Capturing a thief, hunting down memories.
First Published: 21st May 2013
Date Reviewed: 30th April 2013
Finally in a position to discover what happened to her family, Li Feng makes use of performance troops to develop her skills further. In the process she ends up with a group of thieves and therefore finds herself followed and caught by thief-catcher Han. Li Feng escapes and Han catches her again, but this won’t be a simple game of cat and mouse when love is involved.
The Sword Dancer is in part a wuxia novel; the book rests firmly in the suspense/action subcategory, giving the book an extra plot thread and meaning that the heroine is pretty strong both physically and mentally.
Li Feng had already been through a myriad of experiences before this particular crime and Han’s interest. Her background, the lost family, has led to a lot of her desire to learn how to protect herself as well as to be cautious and never exploited. This can be related to her non-belief in her relationship with Han, a more descriptive reason for how they work as a couple. Li Feng gives in against her nature only when it’s appropriate, never changing her mind simply because she likes Han. Han has his background too, but there is a little more in the book about Li Feng’s and the difference makes for a fine balance, allowing Lin to look into social and domestic issues without any distractions. The issues never take over the plot, nor the plot the issues. Everything fits together well. As for Han? He has had an easier life, certainly, but his feelings of inferiority have marked him as a person and his desire to do well could be said to form some of the basis for the book.
And so the only way Li Feng’s strength is hindered is by her constant belief that a relationship with Han is impossible. Whilst it makes sense – a law-abider and criminal being together would be difficult – as it’s inevitable the book is going to end happily, it does feel redundant, even if it’s understandable. Nevertheless the romantic scenes are well written, the crimes just as much a focus, and Lin has plotted her book to perfection. In addition, it cannot be said that Li Feng’s reluctance isn’t a good contrast to her strength, or that the reluctance doesn’t fit well with her trials as a person without a family.
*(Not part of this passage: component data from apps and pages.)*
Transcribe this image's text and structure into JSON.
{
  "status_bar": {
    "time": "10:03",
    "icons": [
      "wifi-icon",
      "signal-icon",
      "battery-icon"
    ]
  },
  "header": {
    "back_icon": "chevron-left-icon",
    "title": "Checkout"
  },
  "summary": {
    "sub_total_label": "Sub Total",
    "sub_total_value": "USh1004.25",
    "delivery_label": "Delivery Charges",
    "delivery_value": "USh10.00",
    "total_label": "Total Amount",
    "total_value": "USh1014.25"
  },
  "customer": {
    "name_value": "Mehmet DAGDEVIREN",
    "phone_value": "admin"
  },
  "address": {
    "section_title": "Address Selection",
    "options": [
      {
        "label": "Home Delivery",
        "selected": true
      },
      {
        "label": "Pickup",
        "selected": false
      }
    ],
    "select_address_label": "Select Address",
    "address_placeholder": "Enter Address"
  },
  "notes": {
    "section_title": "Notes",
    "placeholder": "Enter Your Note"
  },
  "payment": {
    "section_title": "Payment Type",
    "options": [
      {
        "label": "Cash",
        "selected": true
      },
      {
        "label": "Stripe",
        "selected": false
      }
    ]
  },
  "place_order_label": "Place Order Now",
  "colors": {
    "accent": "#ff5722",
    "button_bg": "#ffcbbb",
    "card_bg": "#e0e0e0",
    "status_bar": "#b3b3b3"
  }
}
Instead of having lots of dialogue or simply detailing a scene, Lin breaks up conversations with information about a character’s background, politics, or a character’s thoughts, rather than having the characters reveal it themselves. What you learn about the characters tends to come from the pen rather than their voices; it’s the sort of writing that might divide opinion. However Lin has spent a lot of the time developing everything – the story, the romance, the characters – and the elements are fascinating. Even plot points that seem convenient are not a negative here because of the way Lin deals with her setting. It is more a case that you feel the book would have not suffered if descriptions of backgrounds had been removed.
The book is a winner when it comes to accessibility. Chinese words are included without the constant translations (those that can make usage superfluous) that can be found in other books, and Lin has chosen a theme and made it her own. The scale of the crimes are perfect for the book – not too big, not too small, and detailed well. There is enough happiness and well-intentioned corruption to keep you reading.
If you’re looking for history, chemistry, and adventure, you’ll find it here by the bucketful, though some descriptions may prove to be less successful.
I received this book for review from the author.
May 31, 2013, 12:11 pm
Sounds like an exotic and exciting read. A good read as we hope and pray for some warmer weather soon :-P
May 31, 2013, 2:30 pm
This sounds interesting! I haven’t read a book like this in awhile…sounds like a good beach read. And I’m going soon too! Hmm…..
June 1, 2013, 12:50 am
I love books with strong female characters and a good romance. This one has a beautiful cover, too.
June 4, 2013, 8:00 pm
Sounds really good: I have hardly read books with chinese characters, I don’t know the reason (they have not came to me, I suppose), but this one seems interesting.
It’s a pitty there are unnecessary descriptions, but sometimes I like them to feel more involved in the plot and the setting (other times they just make the story slower).
I’m glad you enjoyed.